● **Exercise description**: This exercise asks for an exact copy of every entry below, with pictures omitted.
Given entries START
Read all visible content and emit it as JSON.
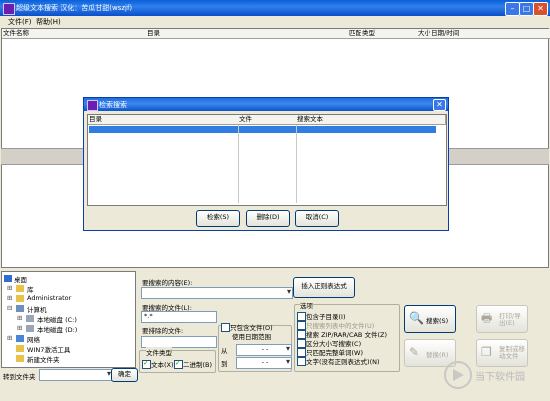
{
  "window": {
    "title": "超级文本搜索  汉化：苦瓜甘甜(wszjf)"
  },
  "menu": {
    "file": "文件(F)",
    "help": "帮助(H)"
  },
  "columns": {
    "filename": "文件名称",
    "dir": "目录",
    "match": "匹配",
    "type": "类型",
    "size": "大小",
    "datetime": "日期/时间"
  },
  "dialog": {
    "title": "检索搜索",
    "columns": {
      "dir": "目录",
      "file": "文件",
      "text": "搜索文本"
    },
    "buttons": {
      "search": "检索(S)",
      "delete": "删除(D)",
      "cancel": "取消(C)"
    }
  },
  "tree": {
    "items": [
      "桌面",
      "库",
      "Administrator",
      "计算机",
      "本地磁盘 (C:)",
      "本地磁盘 (D:)",
      "网络",
      "WIN7激活工具",
      "新建文件夹"
    ]
  },
  "goto": {
    "label": "转到文件夹",
    "ok": "确定"
  },
  "search": {
    "content_label": "要搜索的内容(E):",
    "files_label": "要搜索的文件(L):",
    "files_value": "*.*",
    "exclude_label": "要排除的文件:",
    "regex_button": "插入正则表达式",
    "filetype_label": "文件类型",
    "text_opt": "文本(X)",
    "binary_opt": "二进制(B)",
    "contains_files": "只包含文件(O)",
    "use_date": "使用日期范围",
    "from_label": "从",
    "to_label": "到",
    "date_from": "- -",
    "date_to": "- -"
  },
  "options": {
    "title": "选项",
    "items": [
      "包含子目录(I)",
      "只搜索列表中的文件(U)",
      "搜索 ZIP/RAR/CAB 文件(Z)",
      "区分大小写搜索(C)",
      "只匹配完整单词(W)",
      "文字(没有正则表达式)(N)"
    ],
    "checked": [
      false,
      false,
      false,
      false,
      false,
      false
    ]
  },
  "actions": {
    "search": "搜索(S)",
    "print": "打印/导出(E)",
    "replace": "替换(R)",
    "copy": "复制或移动文件"
  },
  "watermark": {
    "text": "当下软件园"
  }
}
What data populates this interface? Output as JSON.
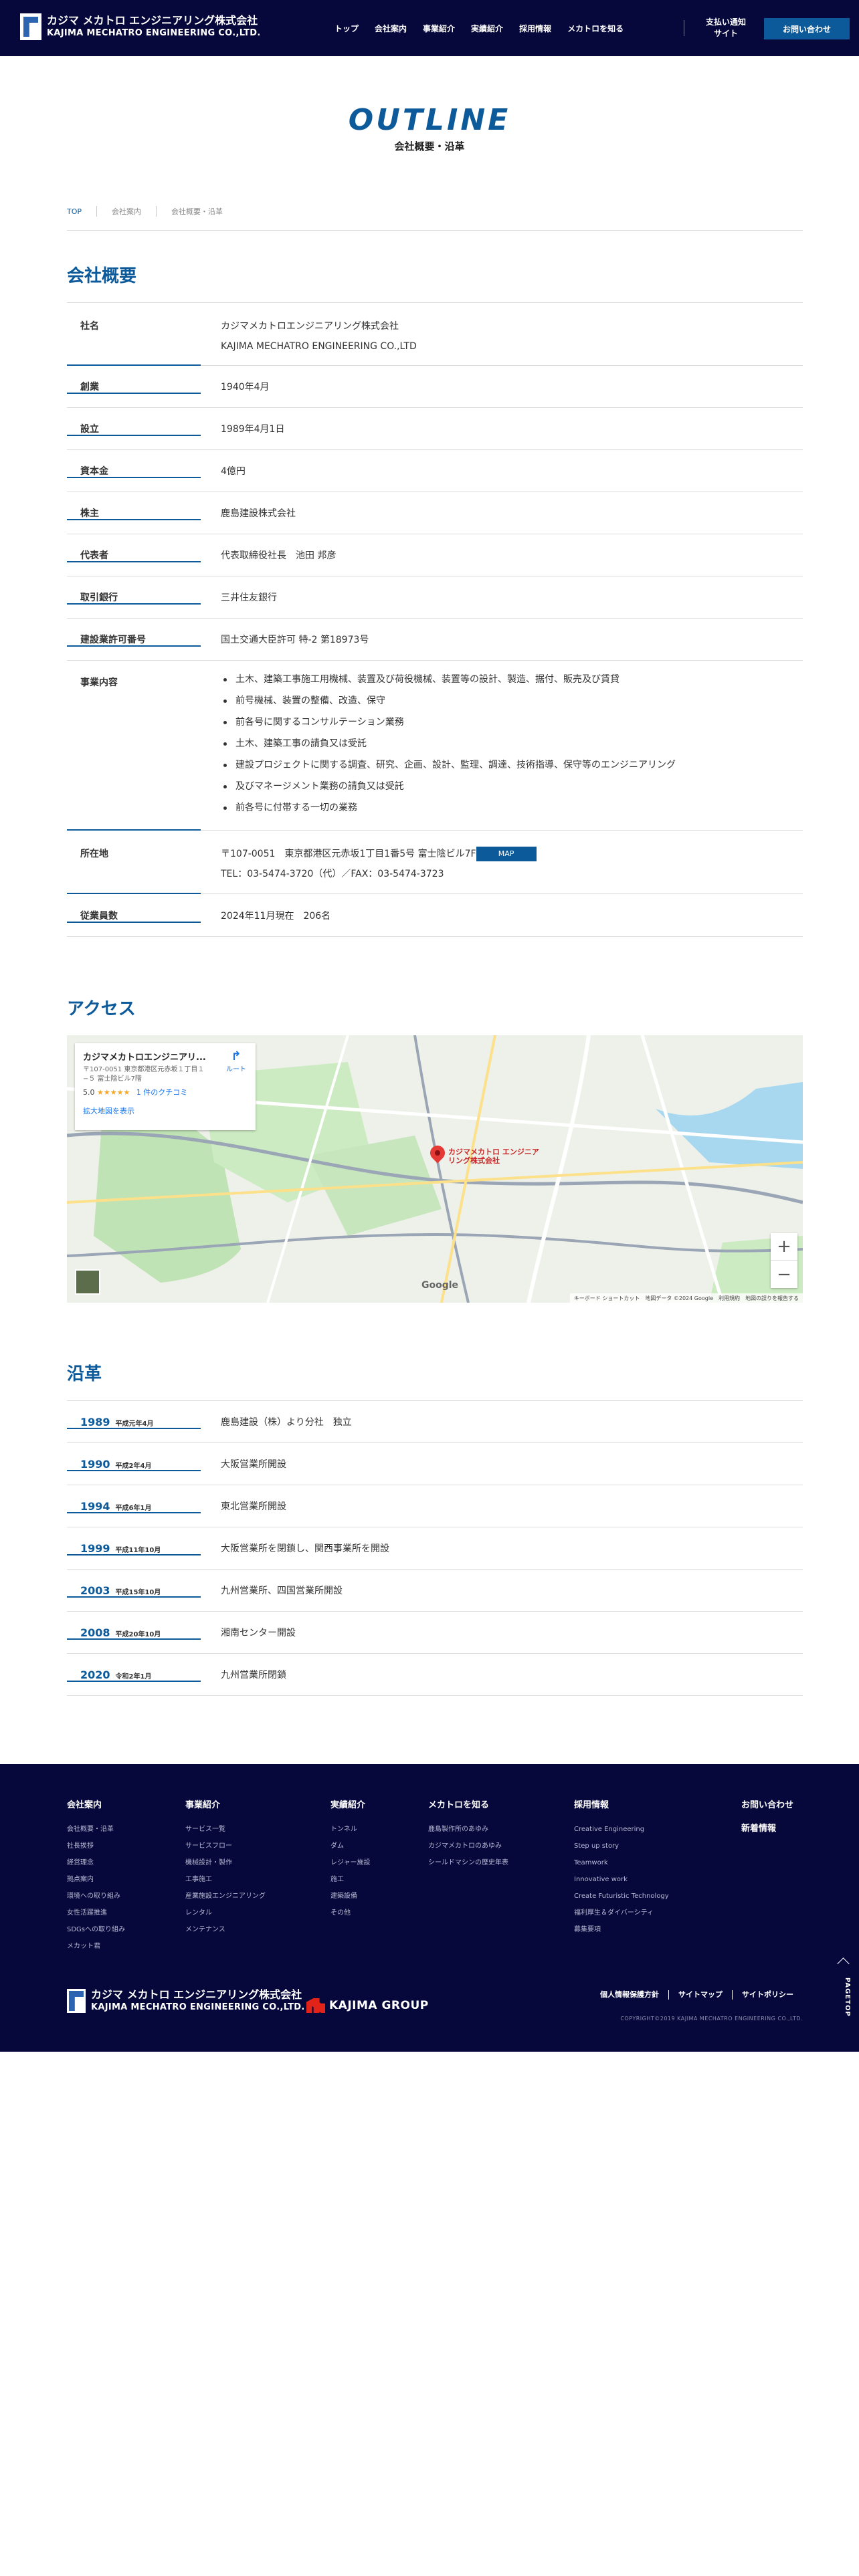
{
  "header": {
    "logo_jp": "カジマ メカトロ エンジニアリング株式会社",
    "logo_en": "KAJIMA MECHATRO ENGINEERING CO.,LTD.",
    "nav": [
      "トップ",
      "会社案内",
      "事業紹介",
      "実績紹介",
      "採用情報",
      "メカトロを知る"
    ],
    "payment_line1": "支払い通知",
    "payment_line2": "サイト",
    "contact": "お問い合わせ"
  },
  "page_title": {
    "en": "OUTLINE",
    "jp": "会社概要・沿革"
  },
  "breadcrumb": [
    "TOP",
    "会社案内",
    "会社概要・沿革"
  ],
  "outline": {
    "heading": "会社概要",
    "name_label": "社名",
    "name_jp": "カジマメカトロエンジニアリング株式会社",
    "name_en": "KAJIMA MECHATRO ENGINEERING CO.,LTD",
    "founded_label": "創業",
    "founded": "1940年4月",
    "established_label": "設立",
    "established": "1989年4月1日",
    "capital_label": "資本金",
    "capital": "4億円",
    "shareholder_label": "株主",
    "shareholder": "鹿島建設株式会社",
    "rep_label": "代表者",
    "rep": "代表取締役社長　池田 邦彦",
    "bank_label": "取引銀行",
    "bank": "三井住友銀行",
    "license_label": "建設業許可番号",
    "license": "国土交通大臣許可 特-2 第18973号",
    "business_label": "事業内容",
    "business": [
      "土木、建築工事施工用機械、装置及び荷役機械、装置等の設計、製造、据付、販売及び賃貸",
      "前号機械、装置の整備、改造、保守",
      "前各号に関するコンサルテーション業務",
      "土木、建築工事の請負又は受託",
      "建設プロジェクトに関する調査、研究、企画、設計、監理、調達、技術指導、保守等のエンジニアリング",
      "及びマネージメント業務の請負又は受託",
      "前各号に付帯する一切の業務"
    ],
    "address_label": "所在地",
    "address": "〒107-0051　東京都港区元赤坂1丁目1番5号 富士陰ビル7F",
    "map_button": "MAP",
    "tel": "TEL：03-5474-3720（代）／FAX：03-5474-3723",
    "employees_label": "従業員数",
    "employees": "2024年11月現在　206名"
  },
  "access": {
    "heading": "アクセス",
    "card_name": "カジマメカトロエンジニアリ...",
    "card_address": "〒107-0051 東京都港区元赤坂１丁目１−５ 富士陰ビル7階",
    "card_rating": "5.0",
    "card_stars": "★★★★★",
    "card_reviews": "1 件のクチコミ",
    "card_large_map": "拡大地図を表示",
    "card_route": "ルート",
    "pin_label": "カジマメカトロ エンジニアリング株式会社",
    "zoom_in": "+",
    "zoom_out": "−",
    "google": "Google",
    "map_footer": "キーボード ショートカット　地図データ ©2024 Google　利用規約　地図の誤りを報告する"
  },
  "history": {
    "heading": "沿革",
    "items": [
      {
        "year": "1989",
        "era": "平成元年4月",
        "text": "鹿島建設（株）より分社　独立"
      },
      {
        "year": "1990",
        "era": "平成2年4月",
        "text": "大阪営業所開設"
      },
      {
        "year": "1994",
        "era": "平成6年1月",
        "text": "東北営業所開設"
      },
      {
        "year": "1999",
        "era": "平成11年10月",
        "text": "大阪営業所を閉鎖し、関西事業所を開設"
      },
      {
        "year": "2003",
        "era": "平成15年10月",
        "text": "九州営業所、四国営業所開設"
      },
      {
        "year": "2008",
        "era": "平成20年10月",
        "text": "湘南センター開設"
      },
      {
        "year": "2020",
        "era": "令和2年1月",
        "text": "九州営業所閉鎖"
      }
    ]
  },
  "footer": {
    "cols": [
      {
        "title": "会社案内",
        "items": [
          "会社概要・沿革",
          "社長挨拶",
          "経営理念",
          "拠点案内",
          "環境への取り組み",
          "女性活躍推進",
          "SDGsへの取り組み",
          "メカット君"
        ]
      },
      {
        "title": "事業紹介",
        "items": [
          "サービス一覧",
          "サービスフロー",
          "機械設計・製作",
          "工事施工",
          "産業施設エンジニアリング",
          "レンタル",
          "メンテナンス"
        ]
      },
      {
        "title": "実績紹介",
        "items": [
          "トンネル",
          "ダム",
          "レジャー施設",
          "施工",
          "建築設備",
          "その他"
        ]
      },
      {
        "title": "メカトロを知る",
        "items": [
          "鹿島製作所のあゆみ",
          "カジマメカトロのあゆみ",
          "シールドマシンの歴史年表"
        ]
      },
      {
        "title": "採用情報",
        "items": [
          "Creative Engineering",
          "Step up story",
          "Teamwork",
          "Innovative work",
          "Create Futuristic Technology",
          "福利厚生＆ダイバーシティ",
          "募集要項"
        ]
      },
      {
        "title": "お問い合わせ",
        "items": []
      },
      {
        "title": "新着情報",
        "items": []
      }
    ],
    "logo_jp": "カジマ メカトロ エンジニアリング株式会社",
    "logo_en": "KAJIMA MECHATRO ENGINEERING CO.,LTD.",
    "group": "KAJIMA GROUP",
    "links": [
      "個人情報保護方針",
      "サイトマップ",
      "サイトポリシー"
    ],
    "copyright": "COPYRIGHT©2019 KAJIMA MECHATRO ENGINEERING CO.,LTD.",
    "pagetop": "PAGETOP"
  }
}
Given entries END
● **Exercise solution**:
Read all visible content and emit it as JSON.
{
  "window": {
    "title": "超级文本搜索  汉化：苦瓜甘甜(wszjf)"
  },
  "menu": {
    "file": "文件(F)",
    "help": "帮助(H)"
  },
  "columns": {
    "filename": "文件名称",
    "dir": "目录",
    "match": "匹配",
    "type": "类型",
    "size": "大小",
    "datetime": "日期/时间"
  },
  "dialog": {
    "title": "检索搜索",
    "columns": {
      "dir": "目录",
      "file": "文件",
      "text": "搜索文本"
    },
    "buttons": {
      "search": "检索(S)",
      "delete": "删除(D)",
      "cancel": "取消(C)"
    }
  },
  "tree": {
    "items": [
      "桌面",
      "库",
      "Administrator",
      "计算机",
      "本地磁盘 (C:)",
      "本地磁盘 (D:)",
      "网络",
      "WIN7激活工具",
      "新建文件夹"
    ]
  },
  "goto": {
    "label": "转到文件夹",
    "ok": "确定"
  },
  "search": {
    "content_label": "要搜索的内容(E):",
    "files_label": "要搜索的文件(L):",
    "files_value": "*.*",
    "exclude_label": "要排除的文件:",
    "regex_button": "插入正则表达式",
    "filetype_label": "文件类型",
    "text_opt": "文本(X)",
    "binary_opt": "二进制(B)",
    "contains_files": "只包含文件(O)",
    "use_date": "使用日期范围",
    "from_label": "从",
    "to_label": "到",
    "date_from": "- -",
    "date_to": "- -"
  },
  "options": {
    "title": "选项",
    "items": [
      "包含子目录(I)",
      "只搜索列表中的文件(U)",
      "搜索 ZIP/RAR/CAB 文件(Z)",
      "区分大小写搜索(C)",
      "只匹配完整单词(W)",
      "文字(没有正则表达式)(N)"
    ],
    "checked": [
      false,
      false,
      false,
      false,
      false,
      false
    ]
  },
  "actions": {
    "search": "搜索(S)",
    "print": "打印/导出(E)",
    "replace": "替换(R)",
    "copy": "复制或移动文件"
  },
  "watermark": {
    "text": "当下软件园"
  }
}
What data populates this interface? Output as JSON.
{
  "header": {
    "logo_jp": "カジマ メカトロ エンジニアリング株式会社",
    "logo_en": "KAJIMA MECHATRO ENGINEERING CO.,LTD.",
    "nav": [
      "トップ",
      "会社案内",
      "事業紹介",
      "実績紹介",
      "採用情報",
      "メカトロを知る"
    ],
    "payment_line1": "支払い通知",
    "payment_line2": "サイト",
    "contact": "お問い合わせ"
  },
  "page_title": {
    "en": "OUTLINE",
    "jp": "会社概要・沿革"
  },
  "breadcrumb": [
    "TOP",
    "会社案内",
    "会社概要・沿革"
  ],
  "outline": {
    "heading": "会社概要",
    "name_label": "社名",
    "name_jp": "カジマメカトロエンジニアリング株式会社",
    "name_en": "KAJIMA MECHATRO ENGINEERING CO.,LTD",
    "founded_label": "創業",
    "founded": "1940年4月",
    "established_label": "設立",
    "established": "1989年4月1日",
    "capital_label": "資本金",
    "capital": "4億円",
    "shareholder_label": "株主",
    "shareholder": "鹿島建設株式会社",
    "rep_label": "代表者",
    "rep": "代表取締役社長　池田 邦彦",
    "bank_label": "取引銀行",
    "bank": "三井住友銀行",
    "license_label": "建設業許可番号",
    "license": "国土交通大臣許可 特-2 第18973号",
    "business_label": "事業内容",
    "business": [
      "土木、建築工事施工用機械、装置及び荷役機械、装置等の設計、製造、据付、販売及び賃貸",
      "前号機械、装置の整備、改造、保守",
      "前各号に関するコンサルテーション業務",
      "土木、建築工事の請負又は受託",
      "建設プロジェクトに関する調査、研究、企画、設計、監理、調達、技術指導、保守等のエンジニアリング",
      "及びマネージメント業務の請負又は受託",
      "前各号に付帯する一切の業務"
    ],
    "address_label": "所在地",
    "address": "〒107-0051　東京都港区元赤坂1丁目1番5号 富士陰ビル7F",
    "map_button": "MAP",
    "tel": "TEL：03-5474-3720（代）／FAX：03-5474-3723",
    "employees_label": "従業員数",
    "employees": "2024年11月現在　206名"
  },
  "access": {
    "heading": "アクセス",
    "card_name": "カジマメカトロエンジニアリ...",
    "card_address": "〒107-0051 東京都港区元赤坂１丁目１−５ 富士陰ビル7階",
    "card_rating": "5.0",
    "card_stars": "★★★★★",
    "card_reviews": "1 件のクチコミ",
    "card_large_map": "拡大地図を表示",
    "card_route": "ルート",
    "pin_label": "カジマメカトロ エンジニアリング株式会社",
    "zoom_in": "+",
    "zoom_out": "−",
    "google": "Google",
    "map_footer": "キーボード ショートカット　地図データ ©2024 Google　利用規約　地図の誤りを報告する"
  },
  "history": {
    "heading": "沿革",
    "items": [
      {
        "year": "1989",
        "era": "平成元年4月",
        "text": "鹿島建設（株）より分社　独立"
      },
      {
        "year": "1990",
        "era": "平成2年4月",
        "text": "大阪営業所開設"
      },
      {
        "year": "1994",
        "era": "平成6年1月",
        "text": "東北営業所開設"
      },
      {
        "year": "1999",
        "era": "平成11年10月",
        "text": "大阪営業所を閉鎖し、関西事業所を開設"
      },
      {
        "year": "2003",
        "era": "平成15年10月",
        "text": "九州営業所、四国営業所開設"
      },
      {
        "year": "2008",
        "era": "平成20年10月",
        "text": "湘南センター開設"
      },
      {
        "year": "2020",
        "era": "令和2年1月",
        "text": "九州営業所閉鎖"
      }
    ]
  },
  "footer": {
    "cols": [
      {
        "title": "会社案内",
        "items": [
          "会社概要・沿革",
          "社長挨拶",
          "経営理念",
          "拠点案内",
          "環境への取り組み",
          "女性活躍推進",
          "SDGsへの取り組み",
          "メカット君"
        ]
      },
      {
        "title": "事業紹介",
        "items": [
          "サービス一覧",
          "サービスフロー",
          "機械設計・製作",
          "工事施工",
          "産業施設エンジニアリング",
          "レンタル",
          "メンテナンス"
        ]
      },
      {
        "title": "実績紹介",
        "items": [
          "トンネル",
          "ダム",
          "レジャー施設",
          "施工",
          "建築設備",
          "その他"
        ]
      },
      {
        "title": "メカトロを知る",
        "items": [
          "鹿島製作所のあゆみ",
          "カジマメカトロのあゆみ",
          "シールドマシンの歴史年表"
        ]
      },
      {
        "title": "採用情報",
        "items": [
          "Creative Engineering",
          "Step up story",
          "Teamwork",
          "Innovative work",
          "Create Futuristic Technology",
          "福利厚生＆ダイバーシティ",
          "募集要項"
        ]
      },
      {
        "title": "お問い合わせ",
        "items": []
      },
      {
        "title": "新着情報",
        "items": []
      }
    ],
    "logo_jp": "カジマ メカトロ エンジニアリング株式会社",
    "logo_en": "KAJIMA MECHATRO ENGINEERING CO.,LTD.",
    "group": "KAJIMA GROUP",
    "links": [
      "個人情報保護方針",
      "サイトマップ",
      "サイトポリシー"
    ],
    "copyright": "COPYRIGHT©2019 KAJIMA MECHATRO ENGINEERING CO.,LTD.",
    "pagetop": "PAGETOP"
  }
}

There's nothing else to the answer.